» **SUPPLIED MATERIAL**
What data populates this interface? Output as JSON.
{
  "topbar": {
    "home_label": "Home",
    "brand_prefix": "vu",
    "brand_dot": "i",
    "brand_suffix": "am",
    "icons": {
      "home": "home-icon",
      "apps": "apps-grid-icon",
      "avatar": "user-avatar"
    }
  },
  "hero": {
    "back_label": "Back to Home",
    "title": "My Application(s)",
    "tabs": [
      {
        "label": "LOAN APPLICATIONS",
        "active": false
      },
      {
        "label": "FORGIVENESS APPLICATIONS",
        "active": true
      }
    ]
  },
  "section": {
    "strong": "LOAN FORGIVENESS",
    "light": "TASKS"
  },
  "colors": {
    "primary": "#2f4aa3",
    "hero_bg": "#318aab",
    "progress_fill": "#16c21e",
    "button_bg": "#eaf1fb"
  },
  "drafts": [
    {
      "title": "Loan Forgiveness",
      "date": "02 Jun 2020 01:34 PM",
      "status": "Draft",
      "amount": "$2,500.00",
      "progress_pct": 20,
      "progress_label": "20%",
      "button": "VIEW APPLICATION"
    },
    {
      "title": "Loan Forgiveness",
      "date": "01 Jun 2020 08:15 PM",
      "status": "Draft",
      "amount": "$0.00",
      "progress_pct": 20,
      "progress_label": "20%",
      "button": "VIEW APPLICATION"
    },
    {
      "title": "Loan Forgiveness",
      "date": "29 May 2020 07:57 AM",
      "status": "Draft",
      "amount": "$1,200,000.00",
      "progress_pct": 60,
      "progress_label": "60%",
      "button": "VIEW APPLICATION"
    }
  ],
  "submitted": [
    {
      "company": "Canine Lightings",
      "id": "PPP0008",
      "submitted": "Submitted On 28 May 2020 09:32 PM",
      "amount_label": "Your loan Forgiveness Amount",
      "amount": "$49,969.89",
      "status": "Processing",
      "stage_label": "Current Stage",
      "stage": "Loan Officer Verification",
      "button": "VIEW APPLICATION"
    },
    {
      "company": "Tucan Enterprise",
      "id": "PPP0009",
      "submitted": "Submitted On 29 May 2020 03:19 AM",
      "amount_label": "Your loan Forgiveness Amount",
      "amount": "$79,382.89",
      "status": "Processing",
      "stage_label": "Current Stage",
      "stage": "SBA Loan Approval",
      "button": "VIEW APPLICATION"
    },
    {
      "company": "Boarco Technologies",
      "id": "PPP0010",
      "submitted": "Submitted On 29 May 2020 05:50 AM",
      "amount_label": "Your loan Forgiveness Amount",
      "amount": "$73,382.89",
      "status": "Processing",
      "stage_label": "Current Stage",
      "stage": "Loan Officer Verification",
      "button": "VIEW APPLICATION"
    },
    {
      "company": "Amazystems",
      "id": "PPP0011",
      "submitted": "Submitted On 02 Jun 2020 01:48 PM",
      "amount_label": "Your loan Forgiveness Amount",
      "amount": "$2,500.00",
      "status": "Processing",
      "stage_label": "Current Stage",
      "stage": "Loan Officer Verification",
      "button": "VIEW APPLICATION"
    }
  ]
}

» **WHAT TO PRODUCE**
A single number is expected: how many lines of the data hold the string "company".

» **OUTPUT OF THE TASK**
4